Search the records that follow and extract every line containing the string "this".

Start of Source data

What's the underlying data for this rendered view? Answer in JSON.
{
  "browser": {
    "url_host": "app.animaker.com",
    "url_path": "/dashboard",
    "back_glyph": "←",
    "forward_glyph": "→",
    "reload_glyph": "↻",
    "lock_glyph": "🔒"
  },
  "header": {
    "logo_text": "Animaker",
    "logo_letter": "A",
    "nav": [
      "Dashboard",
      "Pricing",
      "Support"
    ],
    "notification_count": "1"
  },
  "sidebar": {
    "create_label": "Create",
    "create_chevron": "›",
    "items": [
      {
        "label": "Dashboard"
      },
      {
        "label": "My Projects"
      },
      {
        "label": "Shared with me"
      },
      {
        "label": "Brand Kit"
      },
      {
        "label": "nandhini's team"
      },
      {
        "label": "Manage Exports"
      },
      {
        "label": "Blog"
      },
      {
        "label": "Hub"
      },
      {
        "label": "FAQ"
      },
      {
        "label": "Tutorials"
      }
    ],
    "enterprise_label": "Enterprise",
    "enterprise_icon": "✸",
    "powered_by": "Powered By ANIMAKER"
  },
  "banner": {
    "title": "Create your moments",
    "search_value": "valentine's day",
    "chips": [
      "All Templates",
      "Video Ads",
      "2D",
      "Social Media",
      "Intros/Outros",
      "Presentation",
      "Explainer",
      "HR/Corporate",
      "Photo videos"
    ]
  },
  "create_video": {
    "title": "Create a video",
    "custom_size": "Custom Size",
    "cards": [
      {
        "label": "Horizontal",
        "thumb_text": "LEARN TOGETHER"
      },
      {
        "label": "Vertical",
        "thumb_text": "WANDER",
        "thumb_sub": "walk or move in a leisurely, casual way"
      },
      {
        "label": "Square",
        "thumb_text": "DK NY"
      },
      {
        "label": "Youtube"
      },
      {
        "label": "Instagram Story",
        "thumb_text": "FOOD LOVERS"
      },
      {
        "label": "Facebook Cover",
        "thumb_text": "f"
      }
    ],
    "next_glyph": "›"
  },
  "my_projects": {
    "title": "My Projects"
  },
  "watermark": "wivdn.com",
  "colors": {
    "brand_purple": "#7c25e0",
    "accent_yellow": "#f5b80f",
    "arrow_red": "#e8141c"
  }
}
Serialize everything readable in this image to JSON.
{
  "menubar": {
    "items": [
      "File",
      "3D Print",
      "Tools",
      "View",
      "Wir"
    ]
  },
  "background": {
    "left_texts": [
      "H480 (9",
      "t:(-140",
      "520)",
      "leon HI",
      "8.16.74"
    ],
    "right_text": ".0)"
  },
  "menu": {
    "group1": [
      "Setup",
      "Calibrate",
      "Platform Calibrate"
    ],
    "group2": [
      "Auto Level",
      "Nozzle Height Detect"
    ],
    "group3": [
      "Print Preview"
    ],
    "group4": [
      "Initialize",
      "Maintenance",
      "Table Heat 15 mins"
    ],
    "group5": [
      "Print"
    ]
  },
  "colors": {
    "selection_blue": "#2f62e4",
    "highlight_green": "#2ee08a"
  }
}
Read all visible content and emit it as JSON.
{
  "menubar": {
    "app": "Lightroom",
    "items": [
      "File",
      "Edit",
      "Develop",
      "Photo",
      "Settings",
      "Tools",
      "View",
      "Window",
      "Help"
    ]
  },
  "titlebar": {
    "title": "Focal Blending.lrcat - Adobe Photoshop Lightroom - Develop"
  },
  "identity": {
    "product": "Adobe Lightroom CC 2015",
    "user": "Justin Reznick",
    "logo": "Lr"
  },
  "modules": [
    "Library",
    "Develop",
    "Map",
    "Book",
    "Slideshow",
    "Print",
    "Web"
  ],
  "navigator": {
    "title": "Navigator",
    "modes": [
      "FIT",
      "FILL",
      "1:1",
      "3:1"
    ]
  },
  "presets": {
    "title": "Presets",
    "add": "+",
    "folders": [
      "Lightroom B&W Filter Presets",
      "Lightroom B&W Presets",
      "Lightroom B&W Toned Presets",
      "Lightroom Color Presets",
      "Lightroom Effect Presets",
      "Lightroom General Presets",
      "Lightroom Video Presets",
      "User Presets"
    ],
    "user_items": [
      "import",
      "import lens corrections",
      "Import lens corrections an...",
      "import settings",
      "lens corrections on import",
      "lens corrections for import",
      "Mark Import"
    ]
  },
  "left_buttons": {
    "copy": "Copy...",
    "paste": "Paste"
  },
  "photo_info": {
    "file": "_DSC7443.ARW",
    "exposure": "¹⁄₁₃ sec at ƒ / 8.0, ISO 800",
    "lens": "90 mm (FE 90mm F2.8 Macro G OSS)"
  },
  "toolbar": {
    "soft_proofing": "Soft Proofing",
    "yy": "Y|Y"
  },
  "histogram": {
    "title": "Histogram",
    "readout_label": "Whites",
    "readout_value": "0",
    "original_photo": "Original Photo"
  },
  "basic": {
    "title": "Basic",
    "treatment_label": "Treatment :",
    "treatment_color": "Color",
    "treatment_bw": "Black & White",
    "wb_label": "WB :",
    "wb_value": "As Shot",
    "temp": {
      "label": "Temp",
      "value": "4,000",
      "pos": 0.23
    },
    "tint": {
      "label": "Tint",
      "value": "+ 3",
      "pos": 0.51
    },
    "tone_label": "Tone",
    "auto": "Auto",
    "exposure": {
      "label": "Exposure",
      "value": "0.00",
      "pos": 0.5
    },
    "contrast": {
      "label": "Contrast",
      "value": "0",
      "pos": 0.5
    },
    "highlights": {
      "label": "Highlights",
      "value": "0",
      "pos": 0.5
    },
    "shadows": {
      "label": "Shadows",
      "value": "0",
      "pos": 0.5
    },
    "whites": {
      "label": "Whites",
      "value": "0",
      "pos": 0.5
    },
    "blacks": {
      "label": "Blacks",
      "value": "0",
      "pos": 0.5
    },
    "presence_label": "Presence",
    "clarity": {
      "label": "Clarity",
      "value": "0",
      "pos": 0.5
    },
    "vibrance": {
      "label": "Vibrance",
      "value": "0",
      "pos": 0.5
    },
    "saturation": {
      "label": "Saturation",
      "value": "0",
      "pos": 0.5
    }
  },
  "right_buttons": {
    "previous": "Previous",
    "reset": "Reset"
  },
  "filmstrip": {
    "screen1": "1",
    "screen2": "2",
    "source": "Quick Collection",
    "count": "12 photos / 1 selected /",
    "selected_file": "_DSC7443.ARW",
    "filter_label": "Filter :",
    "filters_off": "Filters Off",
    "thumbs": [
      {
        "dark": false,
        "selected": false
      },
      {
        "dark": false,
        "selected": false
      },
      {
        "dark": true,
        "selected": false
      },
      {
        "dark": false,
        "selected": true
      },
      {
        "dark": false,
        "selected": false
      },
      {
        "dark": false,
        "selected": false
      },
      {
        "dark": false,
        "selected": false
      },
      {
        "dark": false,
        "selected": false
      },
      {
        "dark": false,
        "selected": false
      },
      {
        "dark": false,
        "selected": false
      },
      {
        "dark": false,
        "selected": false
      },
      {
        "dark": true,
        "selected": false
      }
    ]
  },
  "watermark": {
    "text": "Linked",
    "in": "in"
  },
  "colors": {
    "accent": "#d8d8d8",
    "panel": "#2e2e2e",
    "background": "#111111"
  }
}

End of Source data

Result:
What's the underlying data for this rendered view? Answer in JSON.
Serialize everything readable in this image to JSON.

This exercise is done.